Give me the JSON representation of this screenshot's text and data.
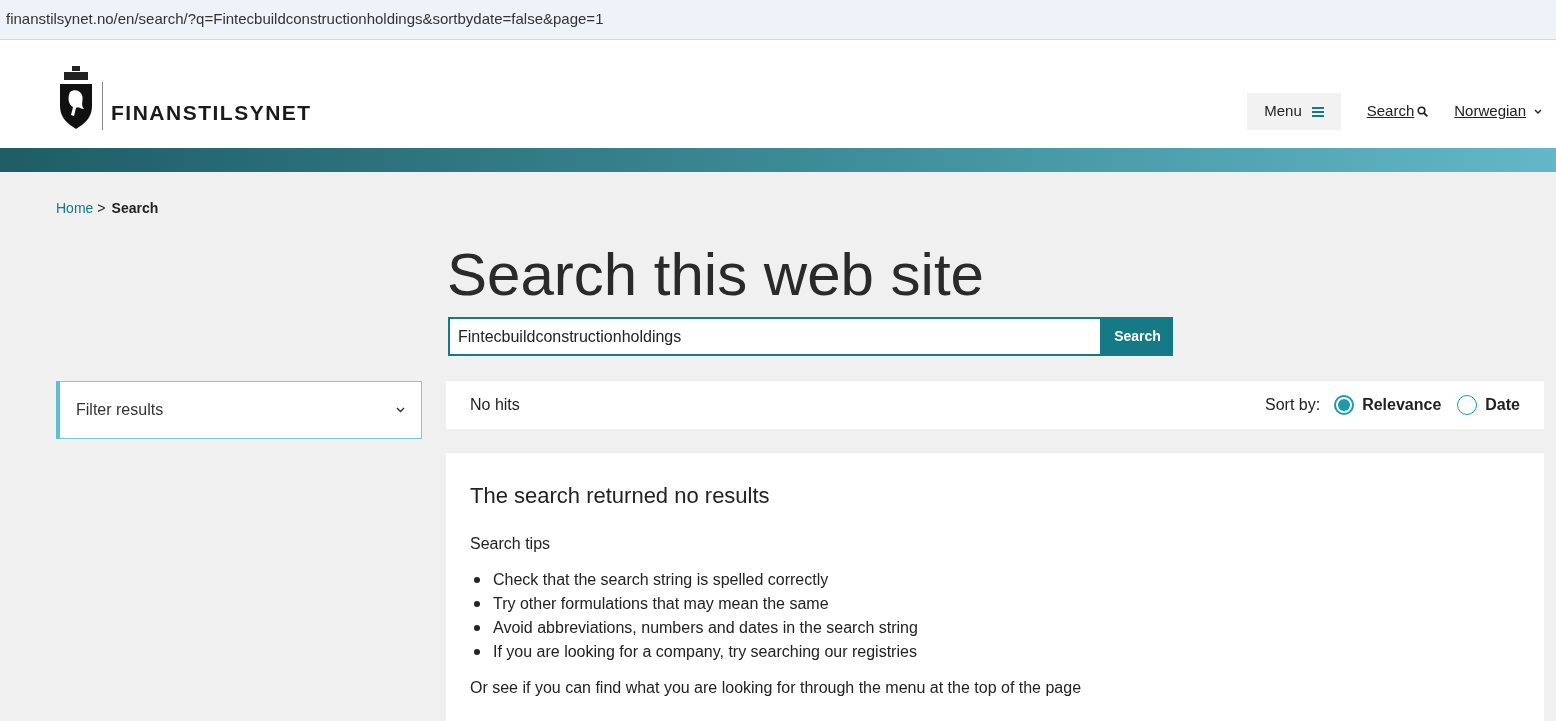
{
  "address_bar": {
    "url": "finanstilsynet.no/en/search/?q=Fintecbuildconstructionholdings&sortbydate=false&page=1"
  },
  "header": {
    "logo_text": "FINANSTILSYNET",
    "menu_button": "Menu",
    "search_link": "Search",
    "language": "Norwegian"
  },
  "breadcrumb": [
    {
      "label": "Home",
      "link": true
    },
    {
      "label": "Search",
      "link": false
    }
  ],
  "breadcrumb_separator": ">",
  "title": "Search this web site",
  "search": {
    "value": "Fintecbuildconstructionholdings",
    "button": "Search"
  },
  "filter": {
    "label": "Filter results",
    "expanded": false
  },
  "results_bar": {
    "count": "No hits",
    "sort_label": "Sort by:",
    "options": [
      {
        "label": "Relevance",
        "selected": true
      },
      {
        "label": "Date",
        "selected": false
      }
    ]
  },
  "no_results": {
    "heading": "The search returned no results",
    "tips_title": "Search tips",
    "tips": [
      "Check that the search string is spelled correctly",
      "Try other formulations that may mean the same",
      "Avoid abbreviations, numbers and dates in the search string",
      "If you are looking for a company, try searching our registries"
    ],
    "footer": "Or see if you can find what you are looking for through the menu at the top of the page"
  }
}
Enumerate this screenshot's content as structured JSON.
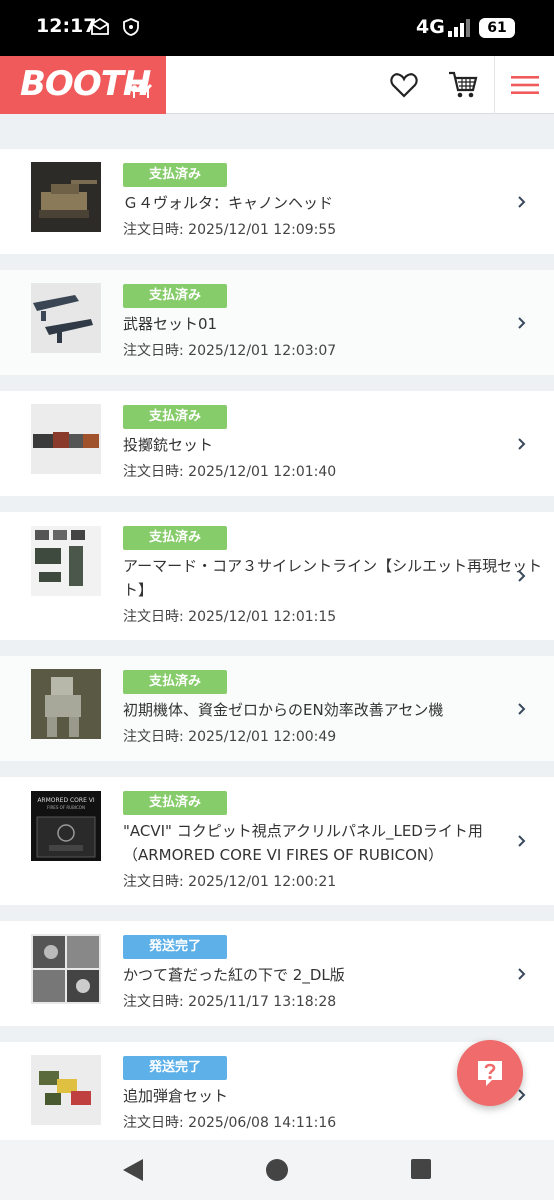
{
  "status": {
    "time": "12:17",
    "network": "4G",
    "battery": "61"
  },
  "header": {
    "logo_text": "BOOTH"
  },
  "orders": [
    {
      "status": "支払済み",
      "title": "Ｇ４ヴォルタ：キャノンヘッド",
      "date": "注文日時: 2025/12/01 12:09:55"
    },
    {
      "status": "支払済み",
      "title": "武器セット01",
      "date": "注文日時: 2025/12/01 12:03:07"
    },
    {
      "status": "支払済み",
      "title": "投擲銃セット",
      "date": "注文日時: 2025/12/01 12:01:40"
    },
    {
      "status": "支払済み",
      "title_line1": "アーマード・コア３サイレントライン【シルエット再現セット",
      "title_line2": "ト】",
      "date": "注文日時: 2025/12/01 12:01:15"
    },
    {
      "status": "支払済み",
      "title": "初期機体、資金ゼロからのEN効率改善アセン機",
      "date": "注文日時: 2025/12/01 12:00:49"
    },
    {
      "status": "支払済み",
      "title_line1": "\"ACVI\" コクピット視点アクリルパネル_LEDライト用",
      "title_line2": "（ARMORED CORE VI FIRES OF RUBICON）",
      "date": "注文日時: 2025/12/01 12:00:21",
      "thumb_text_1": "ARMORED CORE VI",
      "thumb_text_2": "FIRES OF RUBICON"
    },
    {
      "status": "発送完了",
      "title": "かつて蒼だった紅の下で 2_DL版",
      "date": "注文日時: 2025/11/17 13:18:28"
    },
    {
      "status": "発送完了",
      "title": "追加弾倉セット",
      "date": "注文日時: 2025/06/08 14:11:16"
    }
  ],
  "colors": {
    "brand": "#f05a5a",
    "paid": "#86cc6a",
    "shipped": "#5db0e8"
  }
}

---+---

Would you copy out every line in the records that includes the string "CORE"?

:: The completed task ::
      "title_line2": "（ARMORED CORE VI FIRES OF RUBICON）",
      "thumb_text_1": "ARMORED CORE VI",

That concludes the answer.